I write a lot. For work, for fun, for somewhere in between. Marketing. Fiction. Journalism. Employing different voices for different outlets. Tuning tone one way and another like the knob some of us used to twist on the stereo. For nearly a dozen years I’ve been at it, growing more adept at that twisting and shifting, feeling increasingly better about my work.
Clearly I have a handle on my own voice, then, right? Well, turns out no. I hadn’t put a lot of conscious thought into that until, in a recent job interview, I was asked the question directly: How would you describe your writing voice, Clint?
I nearly began this paragraph with “Needless to say…,” but the fact that I’m writing this ditty proves that it does need to be said. (Speaking for myself, anyway.) We writers aren’t just magical passive conduits who channel words from some other plane. Rather, we’ve already collected the words, we keep them within arm’s length, and, blessedly, somehow string them together to fit the right place at the right time. But we each do that differently, don’t we?
The way I’d write about a smartphone, an investing method, a musician, myself, or your standard toothpick likely wouldn’t read anything like your piece. We might choose completely different adjectives and verbs. You’d emphasize one aspect while I highlighted another. Our sentence structures wouldn’t align. Our punctuation would be a Rorschach study in placement (and I’d use more em dashes). Your work would be memorable and persuasive, and hopefully so would mine. For, most likely, very different reasons.
That’s the beauty of writing: there’s no singular perfect way to compose any given headline or ad or email or story. There are best practices and proven approaches, of course. But being a successful writer requires a unique application of those ground rules, a distinctive fruition of education and instinct. In short, being good at it requires having a solid voice. A voice you can describe, refine, and describe again. A voice you can be proud of.

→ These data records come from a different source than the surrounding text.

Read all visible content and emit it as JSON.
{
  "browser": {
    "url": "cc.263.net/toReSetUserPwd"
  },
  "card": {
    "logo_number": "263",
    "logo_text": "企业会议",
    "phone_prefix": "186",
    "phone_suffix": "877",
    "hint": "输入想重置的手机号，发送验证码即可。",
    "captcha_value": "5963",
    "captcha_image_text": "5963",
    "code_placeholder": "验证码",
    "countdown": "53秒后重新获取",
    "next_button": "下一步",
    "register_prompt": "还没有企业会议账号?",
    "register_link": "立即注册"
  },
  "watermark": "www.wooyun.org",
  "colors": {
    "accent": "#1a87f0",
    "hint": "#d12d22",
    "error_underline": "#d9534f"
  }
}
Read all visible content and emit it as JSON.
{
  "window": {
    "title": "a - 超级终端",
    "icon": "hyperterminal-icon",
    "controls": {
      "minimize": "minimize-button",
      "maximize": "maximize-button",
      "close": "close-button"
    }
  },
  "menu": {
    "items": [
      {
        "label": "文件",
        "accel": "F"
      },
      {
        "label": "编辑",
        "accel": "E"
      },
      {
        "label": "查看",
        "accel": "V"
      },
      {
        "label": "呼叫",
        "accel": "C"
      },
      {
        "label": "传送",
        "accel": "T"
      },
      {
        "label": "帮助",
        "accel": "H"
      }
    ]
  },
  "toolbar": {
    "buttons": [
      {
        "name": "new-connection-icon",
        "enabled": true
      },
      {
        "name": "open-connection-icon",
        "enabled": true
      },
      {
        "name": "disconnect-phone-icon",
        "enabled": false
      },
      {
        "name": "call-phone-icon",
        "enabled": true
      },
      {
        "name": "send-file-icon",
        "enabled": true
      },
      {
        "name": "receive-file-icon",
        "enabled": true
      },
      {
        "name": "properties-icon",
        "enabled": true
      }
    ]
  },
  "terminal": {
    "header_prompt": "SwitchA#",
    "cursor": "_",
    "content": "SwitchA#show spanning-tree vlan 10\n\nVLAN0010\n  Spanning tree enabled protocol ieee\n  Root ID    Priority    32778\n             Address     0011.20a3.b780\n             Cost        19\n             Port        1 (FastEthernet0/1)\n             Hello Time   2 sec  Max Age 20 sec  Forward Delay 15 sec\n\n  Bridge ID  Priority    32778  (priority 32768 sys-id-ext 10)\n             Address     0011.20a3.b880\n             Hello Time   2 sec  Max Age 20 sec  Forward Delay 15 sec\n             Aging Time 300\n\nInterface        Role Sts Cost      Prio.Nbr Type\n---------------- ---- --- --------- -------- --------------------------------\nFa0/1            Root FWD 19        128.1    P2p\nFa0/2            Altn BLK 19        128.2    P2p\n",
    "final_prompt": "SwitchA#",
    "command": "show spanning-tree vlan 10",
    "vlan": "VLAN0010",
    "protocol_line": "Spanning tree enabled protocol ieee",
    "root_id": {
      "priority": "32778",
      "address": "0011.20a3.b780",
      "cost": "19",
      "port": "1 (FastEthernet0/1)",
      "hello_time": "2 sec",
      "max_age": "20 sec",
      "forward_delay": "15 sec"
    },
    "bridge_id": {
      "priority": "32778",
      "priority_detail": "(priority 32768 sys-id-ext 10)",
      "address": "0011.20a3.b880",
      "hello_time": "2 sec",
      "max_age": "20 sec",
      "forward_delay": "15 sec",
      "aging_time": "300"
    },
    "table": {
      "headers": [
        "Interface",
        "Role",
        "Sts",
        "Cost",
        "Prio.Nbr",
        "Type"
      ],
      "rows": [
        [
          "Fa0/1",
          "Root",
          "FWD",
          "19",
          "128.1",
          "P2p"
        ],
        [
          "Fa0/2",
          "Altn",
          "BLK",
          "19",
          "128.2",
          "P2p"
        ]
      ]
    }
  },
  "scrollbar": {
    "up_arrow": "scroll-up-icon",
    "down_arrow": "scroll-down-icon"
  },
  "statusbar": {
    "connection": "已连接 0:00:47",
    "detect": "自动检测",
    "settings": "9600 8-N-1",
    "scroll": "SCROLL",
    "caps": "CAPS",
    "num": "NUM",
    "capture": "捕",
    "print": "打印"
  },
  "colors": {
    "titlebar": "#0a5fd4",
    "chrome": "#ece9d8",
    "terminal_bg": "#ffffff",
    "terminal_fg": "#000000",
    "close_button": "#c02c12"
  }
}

So. Excellent question, interviewer. Next time I get it, I’ll have an answer as well thought-out as everything that I write.
Vintage knob image from w2dtc.com.